Opposed, however, to this great weight of judicial opinion, there had been from the beginning, as has been said, a line of administrative and legislative precedents which tended to show a prevailing opinion that the Constitution with its limiting clauses does not immediately extend, ex proprio vigore, over all annexed territories, but over only such as have been expressly brought within its sphere of application by being "incorporated " in the Union. And, based upon the fact that this incorporation had certainly taken place with reference to the Territories concerned in the various Supreme Court decisions rendered prior to the Insular Case, an argument was furnished for holding them not controlling in the Insular Cases which were concerned with districts that had not been so incorporated. These legislative and administrative precedents it does not fall within the province of this treatise to review. It is sufficient to say that in not a few instances various of the constitutional limitations were not applied in practice in the Territories, and that by specific legislative provisions these limitations were, from time to time, extended over the several Territories acquired by the United States, thus indicating on the part of Congress at least a doubt as to whether the constitutional provisions extended ex proprio vigore over the Territories.

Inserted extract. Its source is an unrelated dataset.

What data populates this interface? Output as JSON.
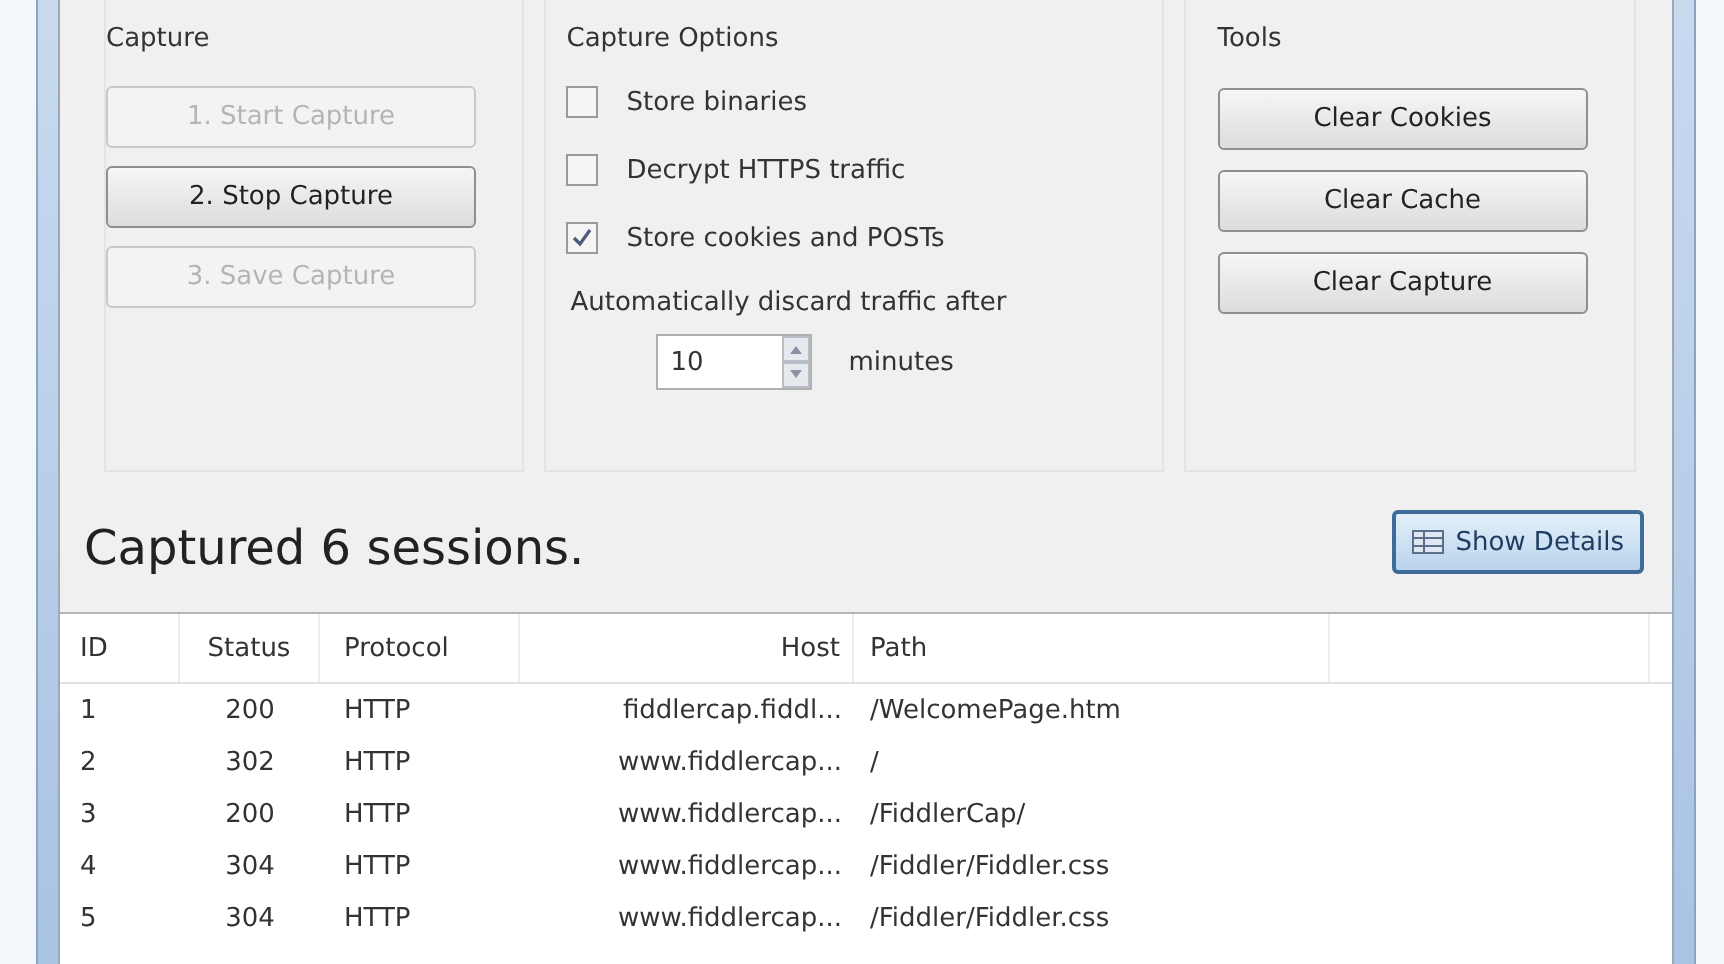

Finally, it is to be observed, that, in the Constitution itself, there occur expressions which furnish possible ground for holding that some at least of its limitations were not intended to operate over all Territories that might come under the jurisdiction of, but remain merely appurtenant to, the United States. Thus the Thirteenth Amendment declares that slavery and involuntary servitude shall not exist "within the United States, or any place subject to their jurisdiction." Thus is plainly indicated the possibility that there may be districts subject to but not within the United States. And this point is emphasized when it is remembered that this Amendment was drafted and adopted by substantially the same men who drafted and adopted the Fourteenth and Fifteenth Amendments in which this qualifying phrase does not appear. Again, the Sixth Amendment provides that in criminal trials the accused shall be tried by an impartial jury "of the State and district wherein the crime shall have been committed." 6

4 166 U. S. 464; 17 Sup. Ct. Rep. 618; 41 L. ed. 1079. 5 The case of In re Ross (140 U. S. 453; 11 Sup. Ct. Rep. 897; 35 L ed. 581), properly construed, did not indicate a departure from the rule.

6 In United States v. Dawson (15 How. 467; 14 L. ed. 775), the opinion declares: "But it will be seen from the words of this amendment that it applies only to the case of offenses committed within the limits of a State. . The language of the Amendment is too particular and specific to leave any doubt about it." In Cook v. United States (138 U. S. 157; 11 Sup. Ct. Kep. 268; 34 L. ed. 906), the court say: "That amendment has reference only to offenses against the United States committed within a State" (citing United States v. Dawson). Yet, as we have seen in Reynolds v. United States (98 U. S. 145; 25 L. ed. 244), the court declared specifically that the Amendment was applicable to the Territory of Utah.